▸ **Data for processing**:
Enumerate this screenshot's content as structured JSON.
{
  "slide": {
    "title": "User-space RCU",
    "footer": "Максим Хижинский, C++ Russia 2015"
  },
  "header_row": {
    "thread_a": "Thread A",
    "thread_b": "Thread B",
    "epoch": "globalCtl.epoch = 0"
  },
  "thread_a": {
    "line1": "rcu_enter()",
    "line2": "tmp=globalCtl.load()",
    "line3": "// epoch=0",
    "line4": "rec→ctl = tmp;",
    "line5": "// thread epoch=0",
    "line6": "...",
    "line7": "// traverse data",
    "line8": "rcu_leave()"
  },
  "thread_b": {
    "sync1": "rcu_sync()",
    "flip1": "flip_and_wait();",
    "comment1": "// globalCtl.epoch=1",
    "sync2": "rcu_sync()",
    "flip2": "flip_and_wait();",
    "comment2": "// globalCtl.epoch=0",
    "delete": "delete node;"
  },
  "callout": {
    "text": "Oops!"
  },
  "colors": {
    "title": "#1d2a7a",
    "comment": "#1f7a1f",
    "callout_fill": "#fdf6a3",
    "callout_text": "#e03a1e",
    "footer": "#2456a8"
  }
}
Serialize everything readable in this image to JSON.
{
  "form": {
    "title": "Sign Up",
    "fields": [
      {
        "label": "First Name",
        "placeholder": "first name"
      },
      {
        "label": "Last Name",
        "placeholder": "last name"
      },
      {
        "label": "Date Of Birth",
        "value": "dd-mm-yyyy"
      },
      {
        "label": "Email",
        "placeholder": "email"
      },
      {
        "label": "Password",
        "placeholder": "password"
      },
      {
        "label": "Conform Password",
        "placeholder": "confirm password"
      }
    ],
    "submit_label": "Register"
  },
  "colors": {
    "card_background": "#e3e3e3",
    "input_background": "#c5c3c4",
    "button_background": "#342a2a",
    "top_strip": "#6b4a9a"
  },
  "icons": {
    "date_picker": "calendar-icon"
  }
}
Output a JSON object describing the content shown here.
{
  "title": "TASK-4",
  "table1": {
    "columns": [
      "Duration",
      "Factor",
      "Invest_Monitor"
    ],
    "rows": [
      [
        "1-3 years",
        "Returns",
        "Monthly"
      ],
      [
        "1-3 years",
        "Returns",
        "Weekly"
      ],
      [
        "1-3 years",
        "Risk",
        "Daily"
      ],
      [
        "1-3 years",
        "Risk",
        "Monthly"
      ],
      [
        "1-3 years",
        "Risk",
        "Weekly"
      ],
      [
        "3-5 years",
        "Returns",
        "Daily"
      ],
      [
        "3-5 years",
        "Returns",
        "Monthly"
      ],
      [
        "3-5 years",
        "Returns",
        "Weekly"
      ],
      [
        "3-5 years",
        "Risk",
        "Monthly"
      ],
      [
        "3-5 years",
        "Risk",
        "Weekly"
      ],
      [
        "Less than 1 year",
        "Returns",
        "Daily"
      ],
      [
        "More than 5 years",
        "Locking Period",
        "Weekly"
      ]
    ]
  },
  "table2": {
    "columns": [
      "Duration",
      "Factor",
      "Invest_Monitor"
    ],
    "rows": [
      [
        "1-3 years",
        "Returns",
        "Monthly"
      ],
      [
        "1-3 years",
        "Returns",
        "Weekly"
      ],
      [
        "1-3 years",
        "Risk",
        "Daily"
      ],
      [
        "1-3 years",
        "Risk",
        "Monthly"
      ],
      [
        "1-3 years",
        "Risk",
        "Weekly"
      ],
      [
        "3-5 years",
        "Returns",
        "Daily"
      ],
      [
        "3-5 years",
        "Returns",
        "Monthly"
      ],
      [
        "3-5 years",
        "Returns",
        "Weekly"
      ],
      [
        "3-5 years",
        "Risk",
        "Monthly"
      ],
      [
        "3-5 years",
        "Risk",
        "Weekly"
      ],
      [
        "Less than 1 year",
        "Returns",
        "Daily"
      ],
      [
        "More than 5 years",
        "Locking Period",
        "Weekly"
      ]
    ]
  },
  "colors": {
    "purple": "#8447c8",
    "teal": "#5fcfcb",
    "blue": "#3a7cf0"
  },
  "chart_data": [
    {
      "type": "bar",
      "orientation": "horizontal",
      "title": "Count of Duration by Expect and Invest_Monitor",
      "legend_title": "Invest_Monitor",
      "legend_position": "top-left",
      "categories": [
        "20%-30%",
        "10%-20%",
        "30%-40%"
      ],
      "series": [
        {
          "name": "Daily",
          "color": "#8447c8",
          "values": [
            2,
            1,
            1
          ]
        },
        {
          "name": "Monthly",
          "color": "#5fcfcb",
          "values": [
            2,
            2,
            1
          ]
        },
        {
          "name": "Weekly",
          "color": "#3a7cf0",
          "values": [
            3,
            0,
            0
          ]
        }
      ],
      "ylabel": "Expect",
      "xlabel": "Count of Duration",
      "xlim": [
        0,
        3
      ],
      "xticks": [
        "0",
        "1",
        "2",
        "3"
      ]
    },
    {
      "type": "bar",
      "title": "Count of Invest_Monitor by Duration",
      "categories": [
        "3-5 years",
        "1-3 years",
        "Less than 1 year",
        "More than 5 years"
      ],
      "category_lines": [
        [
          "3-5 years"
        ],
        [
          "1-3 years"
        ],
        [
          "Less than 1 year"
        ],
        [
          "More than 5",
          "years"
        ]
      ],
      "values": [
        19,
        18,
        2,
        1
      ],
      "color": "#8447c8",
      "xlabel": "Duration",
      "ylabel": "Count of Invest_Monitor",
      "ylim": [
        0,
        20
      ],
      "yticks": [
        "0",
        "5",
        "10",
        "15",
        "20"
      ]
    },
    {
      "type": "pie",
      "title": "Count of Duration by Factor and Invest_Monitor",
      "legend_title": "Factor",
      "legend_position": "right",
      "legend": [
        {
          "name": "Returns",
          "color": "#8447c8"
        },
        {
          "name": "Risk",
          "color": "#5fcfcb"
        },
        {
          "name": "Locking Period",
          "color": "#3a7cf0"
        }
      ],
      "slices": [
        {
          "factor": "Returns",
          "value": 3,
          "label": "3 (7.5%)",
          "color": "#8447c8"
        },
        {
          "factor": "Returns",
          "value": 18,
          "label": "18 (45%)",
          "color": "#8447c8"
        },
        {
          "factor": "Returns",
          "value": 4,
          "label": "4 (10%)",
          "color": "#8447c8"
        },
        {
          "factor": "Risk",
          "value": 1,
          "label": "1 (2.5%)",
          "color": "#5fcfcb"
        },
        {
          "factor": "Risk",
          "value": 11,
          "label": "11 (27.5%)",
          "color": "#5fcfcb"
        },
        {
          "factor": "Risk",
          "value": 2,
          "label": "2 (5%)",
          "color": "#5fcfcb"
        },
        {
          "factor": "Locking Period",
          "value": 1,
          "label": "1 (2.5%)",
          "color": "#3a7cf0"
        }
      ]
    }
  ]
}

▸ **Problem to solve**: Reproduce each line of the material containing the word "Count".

▸ **Output of the task**:
      "title": "Count of Duration by Expect and Invest_Monitor",
      "xlabel": "Count of Duration",
      "title": "Count of Invest_Monitor by Duration",
      "ylabel": "Count of Invest_Monitor",
      "title": "Count of Duration by Factor and Invest_Monitor",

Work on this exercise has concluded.